Could you output every record again, exactly as given?
━━━━━ Information supplied ━━━━━
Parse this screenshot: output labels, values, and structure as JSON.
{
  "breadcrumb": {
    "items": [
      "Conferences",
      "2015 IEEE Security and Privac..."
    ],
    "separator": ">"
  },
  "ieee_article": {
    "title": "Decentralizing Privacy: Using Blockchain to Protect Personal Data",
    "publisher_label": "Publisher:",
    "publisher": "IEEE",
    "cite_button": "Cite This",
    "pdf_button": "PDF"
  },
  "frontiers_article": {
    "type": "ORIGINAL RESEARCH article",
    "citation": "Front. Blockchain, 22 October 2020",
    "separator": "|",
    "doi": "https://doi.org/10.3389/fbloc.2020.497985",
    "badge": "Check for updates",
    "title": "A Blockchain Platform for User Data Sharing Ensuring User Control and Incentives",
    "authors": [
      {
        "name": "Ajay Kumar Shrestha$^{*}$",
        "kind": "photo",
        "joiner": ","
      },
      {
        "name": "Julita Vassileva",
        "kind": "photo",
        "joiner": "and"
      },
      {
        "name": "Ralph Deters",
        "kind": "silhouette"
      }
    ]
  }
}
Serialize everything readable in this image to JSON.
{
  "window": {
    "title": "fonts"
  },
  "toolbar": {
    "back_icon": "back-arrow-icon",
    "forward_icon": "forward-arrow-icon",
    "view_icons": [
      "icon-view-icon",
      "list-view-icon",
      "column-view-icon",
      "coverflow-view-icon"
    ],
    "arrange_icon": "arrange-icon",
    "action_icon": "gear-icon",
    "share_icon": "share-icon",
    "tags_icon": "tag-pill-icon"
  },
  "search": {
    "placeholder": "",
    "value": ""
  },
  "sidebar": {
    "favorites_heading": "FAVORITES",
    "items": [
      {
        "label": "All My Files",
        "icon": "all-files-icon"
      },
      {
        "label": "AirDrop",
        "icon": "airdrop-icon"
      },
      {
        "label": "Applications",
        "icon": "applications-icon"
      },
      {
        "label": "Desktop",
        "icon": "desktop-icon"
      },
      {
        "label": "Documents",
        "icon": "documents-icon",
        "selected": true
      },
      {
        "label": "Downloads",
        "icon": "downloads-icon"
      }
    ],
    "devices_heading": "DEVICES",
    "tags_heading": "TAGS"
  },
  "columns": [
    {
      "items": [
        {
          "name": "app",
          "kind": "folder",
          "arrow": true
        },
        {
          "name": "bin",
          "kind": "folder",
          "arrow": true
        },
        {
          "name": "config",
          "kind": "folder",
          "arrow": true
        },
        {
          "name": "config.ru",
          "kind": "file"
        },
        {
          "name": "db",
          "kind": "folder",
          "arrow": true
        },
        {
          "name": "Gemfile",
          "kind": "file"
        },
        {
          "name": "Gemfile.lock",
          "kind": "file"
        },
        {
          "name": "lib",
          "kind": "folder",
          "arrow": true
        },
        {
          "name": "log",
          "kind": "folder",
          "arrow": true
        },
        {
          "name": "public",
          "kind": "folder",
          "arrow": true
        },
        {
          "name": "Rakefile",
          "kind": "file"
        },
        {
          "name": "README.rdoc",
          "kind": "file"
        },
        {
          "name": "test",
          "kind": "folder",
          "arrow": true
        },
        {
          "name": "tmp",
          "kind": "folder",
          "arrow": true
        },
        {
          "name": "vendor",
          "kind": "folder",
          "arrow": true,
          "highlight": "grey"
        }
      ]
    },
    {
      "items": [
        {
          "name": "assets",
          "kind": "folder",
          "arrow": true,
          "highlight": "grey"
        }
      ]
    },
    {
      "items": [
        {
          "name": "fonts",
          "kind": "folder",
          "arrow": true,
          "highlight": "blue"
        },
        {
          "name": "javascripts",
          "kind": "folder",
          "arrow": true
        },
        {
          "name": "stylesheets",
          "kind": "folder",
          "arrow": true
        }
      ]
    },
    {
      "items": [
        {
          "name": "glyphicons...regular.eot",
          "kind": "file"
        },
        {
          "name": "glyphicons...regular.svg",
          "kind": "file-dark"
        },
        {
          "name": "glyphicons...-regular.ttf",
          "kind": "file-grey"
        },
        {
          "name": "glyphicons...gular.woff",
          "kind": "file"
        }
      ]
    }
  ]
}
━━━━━
### Answer to the problem
Parse this screenshot: output labels, values, and structure as JSON.
{
  "breadcrumb": {
    "items": [
      "Conferences",
      "2015 IEEE Security and Privac..."
    ],
    "separator": ">"
  },
  "ieee_article": {
    "title": "Decentralizing Privacy: Using Blockchain to Protect Personal Data",
    "publisher_label": "Publisher:",
    "publisher": "IEEE",
    "cite_button": "Cite This",
    "pdf_button": "PDF"
  },
  "frontiers_article": {
    "type": "ORIGINAL RESEARCH article",
    "citation": "Front. Blockchain, 22 October 2020",
    "separator": "|",
    "doi": "https://doi.org/10.3389/fbloc.2020.497985",
    "badge": "Check for updates",
    "title": "A Blockchain Platform for User Data Sharing Ensuring User Control and Incentives",
    "authors": [
      {
        "name": "Ajay Kumar Shrestha$^{*}$",
        "kind": "photo",
        "joiner": ","
      },
      {
        "name": "Julita Vassileva",
        "kind": "photo",
        "joiner": "and"
      },
      {
        "name": "Ralph Deters",
        "kind": "silhouette"
      }
    ]
  }
}
Serialize everything readable in this image to JSON.
{
  "window": {
    "title": "fonts"
  },
  "toolbar": {
    "back_icon": "back-arrow-icon",
    "forward_icon": "forward-arrow-icon",
    "view_icons": [
      "icon-view-icon",
      "list-view-icon",
      "column-view-icon",
      "coverflow-view-icon"
    ],
    "arrange_icon": "arrange-icon",
    "action_icon": "gear-icon",
    "share_icon": "share-icon",
    "tags_icon": "tag-pill-icon"
  },
  "search": {
    "placeholder": "",
    "value": ""
  },
  "sidebar": {
    "favorites_heading": "FAVORITES",
    "items": [
      {
        "label": "All My Files",
        "icon": "all-files-icon"
      },
      {
        "label": "AirDrop",
        "icon": "airdrop-icon"
      },
      {
        "label": "Applications",
        "icon": "applications-icon"
      },
      {
        "label": "Desktop",
        "icon": "desktop-icon"
      },
      {
        "label": "Documents",
        "icon": "documents-icon",
        "selected": true
      },
      {
        "label": "Downloads",
        "icon": "downloads-icon"
      }
    ],
    "devices_heading": "DEVICES",
    "tags_heading": "TAGS"
  },
  "columns": [
    {
      "items": [
        {
          "name": "app",
          "kind": "folder",
          "arrow": true
        },
        {
          "name": "bin",
          "kind": "folder",
          "arrow": true
        },
        {
          "name": "config",
          "kind": "folder",
          "arrow": true
        },
        {
          "name": "config.ru",
          "kind": "file"
        },
        {
          "name": "db",
          "kind": "folder",
          "arrow": true
        },
        {
          "name": "Gemfile",
          "kind": "file"
        },
        {
          "name": "Gemfile.lock",
          "kind": "file"
        },
        {
          "name": "lib",
          "kind": "folder",
          "arrow": true
        },
        {
          "name": "log",
          "kind": "folder",
          "arrow": true
        },
        {
          "name": "public",
          "kind": "folder",
          "arrow": true
        },
        {
          "name": "Rakefile",
          "kind": "file"
        },
        {
          "name": "README.rdoc",
          "kind": "file"
        },
        {
          "name": "test",
          "kind": "folder",
          "arrow": true
        },
        {
          "name": "tmp",
          "kind": "folder",
          "arrow": true
        },
        {
          "name": "vendor",
          "kind": "folder",
          "arrow": true,
          "highlight": "grey"
        }
      ]
    },
    {
      "items": [
        {
          "name": "assets",
          "kind": "folder",
          "arrow": true,
          "highlight": "grey"
        }
      ]
    },
    {
      "items": [
        {
          "name": "fonts",
          "kind": "folder",
          "arrow": true,
          "highlight": "blue"
        },
        {
          "name": "javascripts",
          "kind": "folder",
          "arrow": true
        },
        {
          "name": "stylesheets",
          "kind": "folder",
          "arrow": true
        }
      ]
    },
    {
      "items": [
        {
          "name": "glyphicons...regular.eot",
          "kind": "file"
        },
        {
          "name": "glyphicons...regular.svg",
          "kind": "file-dark"
        },
        {
          "name": "glyphicons...-regular.ttf",
          "kind": "file-grey"
        },
        {
          "name": "glyphicons...gular.woff",
          "kind": "file"
        }
      ]
    }
  ]
}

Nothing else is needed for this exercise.